Interface engineering in oxide/oxide composites
November 5-9, 2017
Oxide fiber/oxide matrix composites are of interest because of their inherent high-temperature oxidation resistance. Specifically, we seek long-term, oxidation resistance at high-temperatures and damage tolerant materials. An undesirable feature of oxide/oxide composites is the reactivity between the oxide fiber and oxide matrix. This reaction may prevent the composite from developing a suitable interface necessary to achieve a high damage tolerance. To achieve a suitable interface, an interphase material is used, i.e., the interface is engineered. Among the oxide interphase materials that have been tried are SnO2, LaPO4, and ZrO2. Porous oxide matrix as well as fugitive coatings have also been tried. All of these have the distinct characteristic that they do not react with alumina. We have also tried a novel interphase material, namely, BaZrO3. Alumina and BaZrO3 do react, but form reaction products in situ during the high temperature processing with sharp and distinct interfaces. These interfaces allow crack deflection to occur; resulting in a damage tolerant behavior in alumina-based composites.
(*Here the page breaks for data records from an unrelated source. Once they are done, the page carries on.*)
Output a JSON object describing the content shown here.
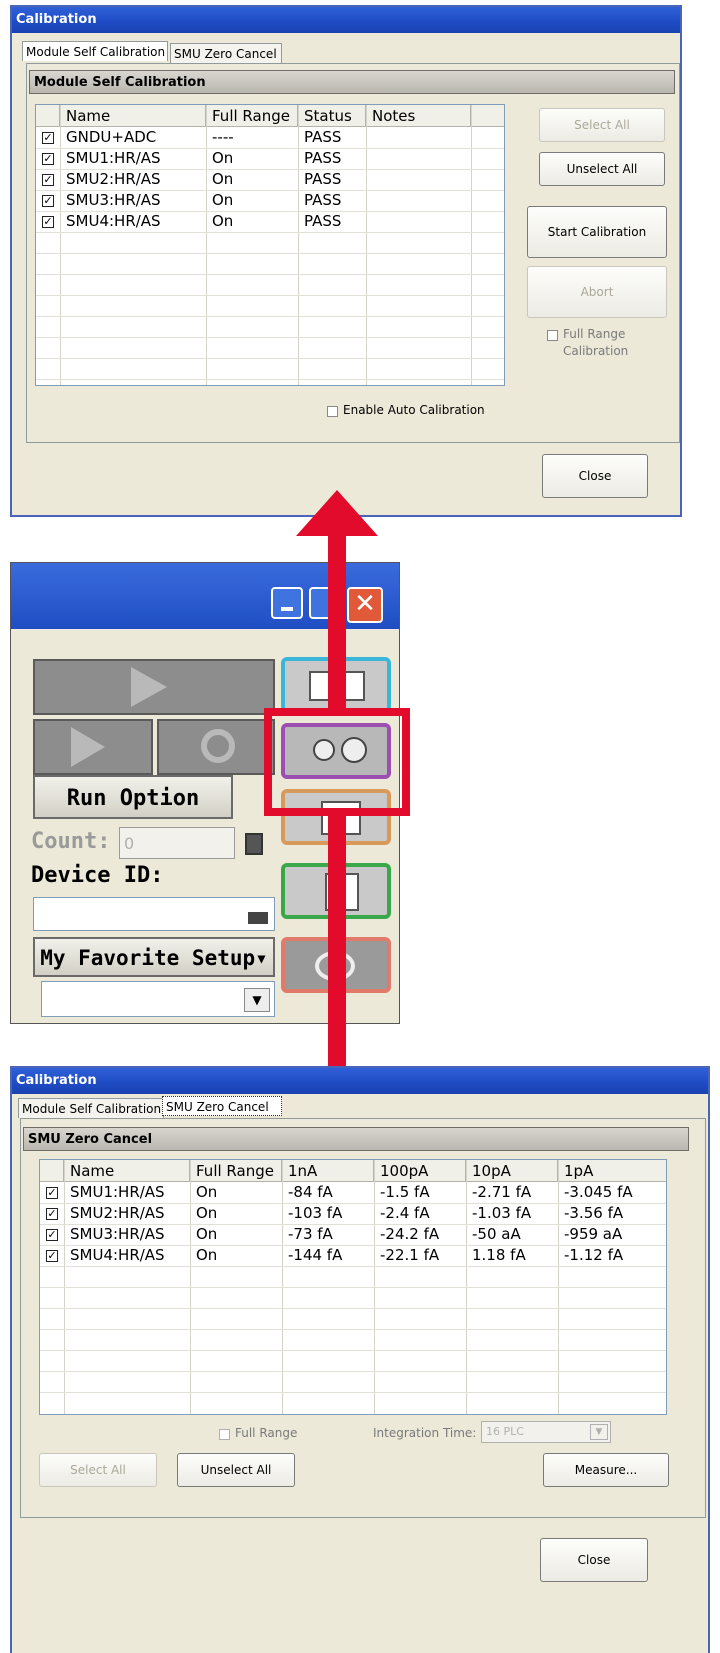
{
  "top_window": {
    "title": "Calibration",
    "tabs": [
      "Module Self Calibration",
      "SMU Zero Cancel"
    ],
    "group_title": "Module Self Calibration",
    "columns": [
      "Name",
      "Full Range",
      "Status",
      "Notes"
    ],
    "rows": [
      {
        "name": "GNDU+ADC",
        "full_range": "----",
        "status": "PASS"
      },
      {
        "name": "SMU1:HR/AS",
        "full_range": "On",
        "status": "PASS"
      },
      {
        "name": "SMU2:HR/AS",
        "full_range": "On",
        "status": "PASS"
      },
      {
        "name": "SMU3:HR/AS",
        "full_range": "On",
        "status": "PASS"
      },
      {
        "name": "SMU4:HR/AS",
        "full_range": "On",
        "status": "PASS"
      }
    ],
    "buttons": {
      "select_all": "Select All",
      "unselect_all": "Unselect All",
      "start_calibration": "Start Calibration",
      "abort": "Abort",
      "close": "Close"
    },
    "full_range_calibration": "Full Range\nCalibration",
    "full_range_line1": "Full Range",
    "full_range_line2": "Calibration",
    "enable_auto_calibration": "Enable Auto Calibration"
  },
  "middle_panel": {
    "run_option": "Run Option",
    "count_label": "Count:",
    "count_value": "0",
    "device_id_label": "Device ID:",
    "favorite_setup": "My Favorite Setup"
  },
  "bottom_window": {
    "title": "Calibration",
    "tabs": [
      "Module Self Calibration",
      "SMU Zero Cancel"
    ],
    "group_title": "SMU Zero Cancel",
    "columns": [
      "Name",
      "Full Range",
      "1nA",
      "100pA",
      "10pA",
      "1pA"
    ],
    "rows": [
      {
        "name": "SMU1:HR/AS",
        "full_range": "On",
        "c1nA": "-84 fA",
        "c100pA": "-1.5 fA",
        "c10pA": "-2.71 fA",
        "c1pA": "-3.045 fA"
      },
      {
        "name": "SMU2:HR/AS",
        "full_range": "On",
        "c1nA": "-103 fA",
        "c100pA": "-2.4 fA",
        "c10pA": "-1.03 fA",
        "c1pA": "-3.56 fA"
      },
      {
        "name": "SMU3:HR/AS",
        "full_range": "On",
        "c1nA": "-73 fA",
        "c100pA": "-24.2 fA",
        "c10pA": "-50 aA",
        "c1pA": "-959 aA"
      },
      {
        "name": "SMU4:HR/AS",
        "full_range": "On",
        "c1nA": "-144 fA",
        "c100pA": "-22.1 fA",
        "c10pA": "1.18 fA",
        "c1pA": "-1.12 fA"
      }
    ],
    "full_range_label": "Full Range",
    "integration_time_label": "Integration Time:",
    "integration_time_value": "16 PLC",
    "buttons": {
      "select_all": "Select All",
      "unselect_all": "Unselect All",
      "measure": "Measure...",
      "close": "Close"
    }
  },
  "colors": {
    "highlight_red": "#e30b2b",
    "title_blue": "#1e4bc4",
    "side_cyan": "#3ab6d8",
    "side_purple": "#9b4fb0",
    "side_orange": "#d89a5a",
    "side_green": "#3aa84a",
    "side_salmon": "#e07a6a"
  },
  "icons": [
    "checkbox-checked-icon",
    "play-icon",
    "play-plus-icon",
    "refresh-icon",
    "calculator-icon",
    "keyboard-icon",
    "dropdown-arrow-icon",
    "minimize-icon",
    "maximize-icon",
    "close-x-icon",
    "graph-icon",
    "tools-icon",
    "document-icon",
    "calc-panel-icon",
    "speaker-icon"
  ]
}
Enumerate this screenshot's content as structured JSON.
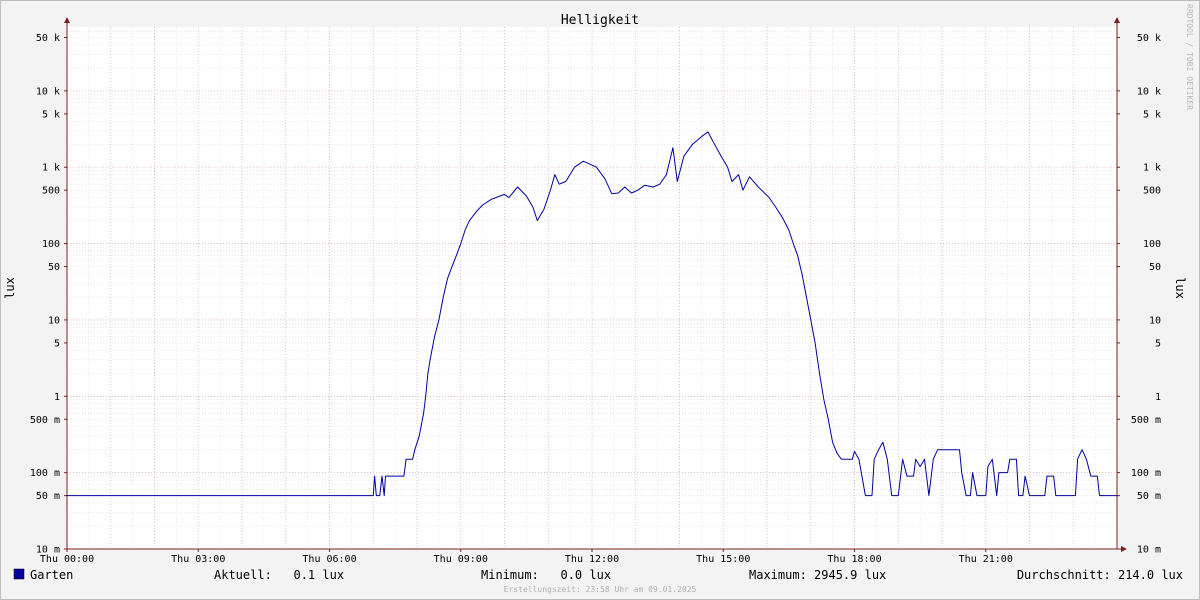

K.K. Chawla, "Interface engineering in oxide/oxide composites" in "Advanced Ceramic Matrix Composites: Science and Technology of Materials, Design, Applications, Performance and Integration", Yutaka Kagawa, Tokyo University of Technology, Japan Dongming Zhu, NASA Glenn Research Center, USA Ram Darolia, GE Aviation (retired), USA Rishi Raj, University of Colorado, Boulder, USA Eds, ECI Symposium Series, (2017). http://dc.engconfintl.org/acmc/44